Website and app data records
==========

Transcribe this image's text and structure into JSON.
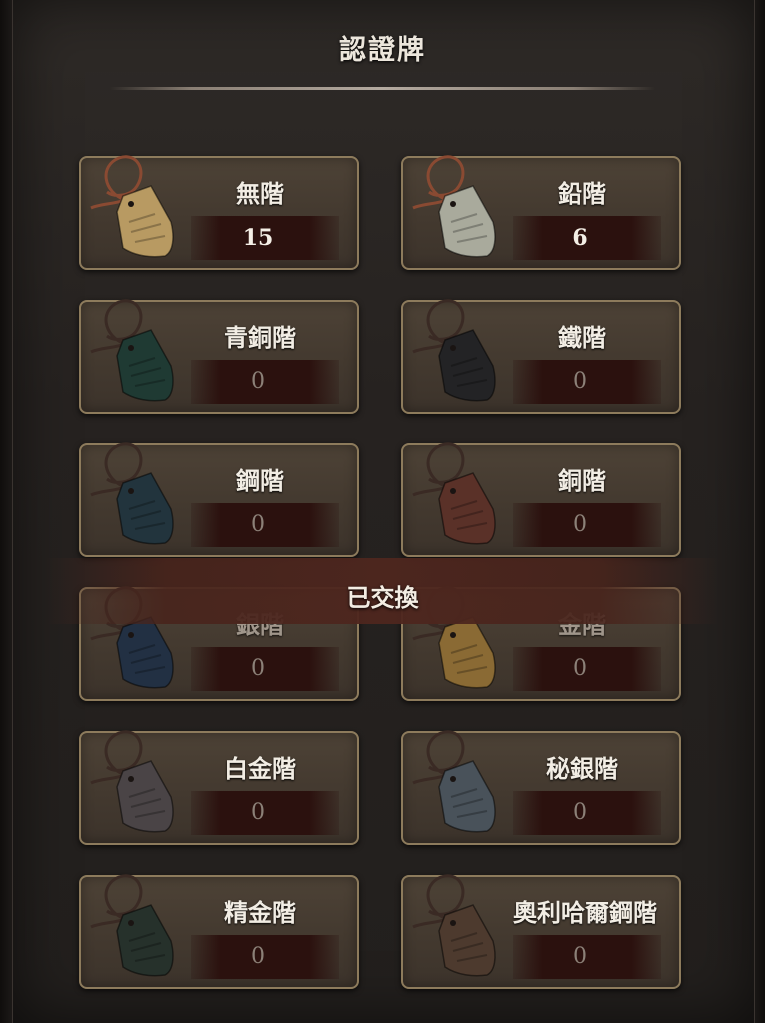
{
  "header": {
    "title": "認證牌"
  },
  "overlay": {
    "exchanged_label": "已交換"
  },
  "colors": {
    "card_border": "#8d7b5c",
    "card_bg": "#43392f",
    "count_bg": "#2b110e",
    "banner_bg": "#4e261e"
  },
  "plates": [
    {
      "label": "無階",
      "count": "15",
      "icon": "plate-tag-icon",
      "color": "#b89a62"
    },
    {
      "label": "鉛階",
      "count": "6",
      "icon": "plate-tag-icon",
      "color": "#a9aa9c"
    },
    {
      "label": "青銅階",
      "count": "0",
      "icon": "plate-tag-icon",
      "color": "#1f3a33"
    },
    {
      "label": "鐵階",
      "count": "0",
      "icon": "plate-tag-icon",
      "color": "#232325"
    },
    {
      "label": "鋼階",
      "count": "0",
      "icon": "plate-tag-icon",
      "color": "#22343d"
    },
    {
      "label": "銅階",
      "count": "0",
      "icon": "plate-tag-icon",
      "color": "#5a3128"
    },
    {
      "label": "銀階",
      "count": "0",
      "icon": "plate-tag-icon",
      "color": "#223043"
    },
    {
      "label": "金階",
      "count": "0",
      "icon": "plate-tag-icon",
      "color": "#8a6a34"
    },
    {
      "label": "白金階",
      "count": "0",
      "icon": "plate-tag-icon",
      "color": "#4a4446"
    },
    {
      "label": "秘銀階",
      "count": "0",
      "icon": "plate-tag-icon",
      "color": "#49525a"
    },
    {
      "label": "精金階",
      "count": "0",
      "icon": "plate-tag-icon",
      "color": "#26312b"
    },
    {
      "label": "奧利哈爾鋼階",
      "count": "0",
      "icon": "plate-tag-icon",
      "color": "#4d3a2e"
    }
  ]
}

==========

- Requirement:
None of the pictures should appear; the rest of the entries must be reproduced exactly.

- Answer:
Transcribe this image's text and structure into JSON.
{
  "header": {
    "title": "認證牌"
  },
  "overlay": {
    "exchanged_label": "已交換"
  },
  "colors": {
    "card_border": "#8d7b5c",
    "card_bg": "#43392f",
    "count_bg": "#2b110e",
    "banner_bg": "#4e261e"
  },
  "plates": [
    {
      "label": "無階",
      "count": "15",
      "icon": "plate-tag-icon",
      "color": "#b89a62"
    },
    {
      "label": "鉛階",
      "count": "6",
      "icon": "plate-tag-icon",
      "color": "#a9aa9c"
    },
    {
      "label": "青銅階",
      "count": "0",
      "icon": "plate-tag-icon",
      "color": "#1f3a33"
    },
    {
      "label": "鐵階",
      "count": "0",
      "icon": "plate-tag-icon",
      "color": "#232325"
    },
    {
      "label": "鋼階",
      "count": "0",
      "icon": "plate-tag-icon",
      "color": "#22343d"
    },
    {
      "label": "銅階",
      "count": "0",
      "icon": "plate-tag-icon",
      "color": "#5a3128"
    },
    {
      "label": "銀階",
      "count": "0",
      "icon": "plate-tag-icon",
      "color": "#223043"
    },
    {
      "label": "金階",
      "count": "0",
      "icon": "plate-tag-icon",
      "color": "#8a6a34"
    },
    {
      "label": "白金階",
      "count": "0",
      "icon": "plate-tag-icon",
      "color": "#4a4446"
    },
    {
      "label": "秘銀階",
      "count": "0",
      "icon": "plate-tag-icon",
      "color": "#49525a"
    },
    {
      "label": "精金階",
      "count": "0",
      "icon": "plate-tag-icon",
      "color": "#26312b"
    },
    {
      "label": "奧利哈爾鋼階",
      "count": "0",
      "icon": "plate-tag-icon",
      "color": "#4d3a2e"
    }
  ]
}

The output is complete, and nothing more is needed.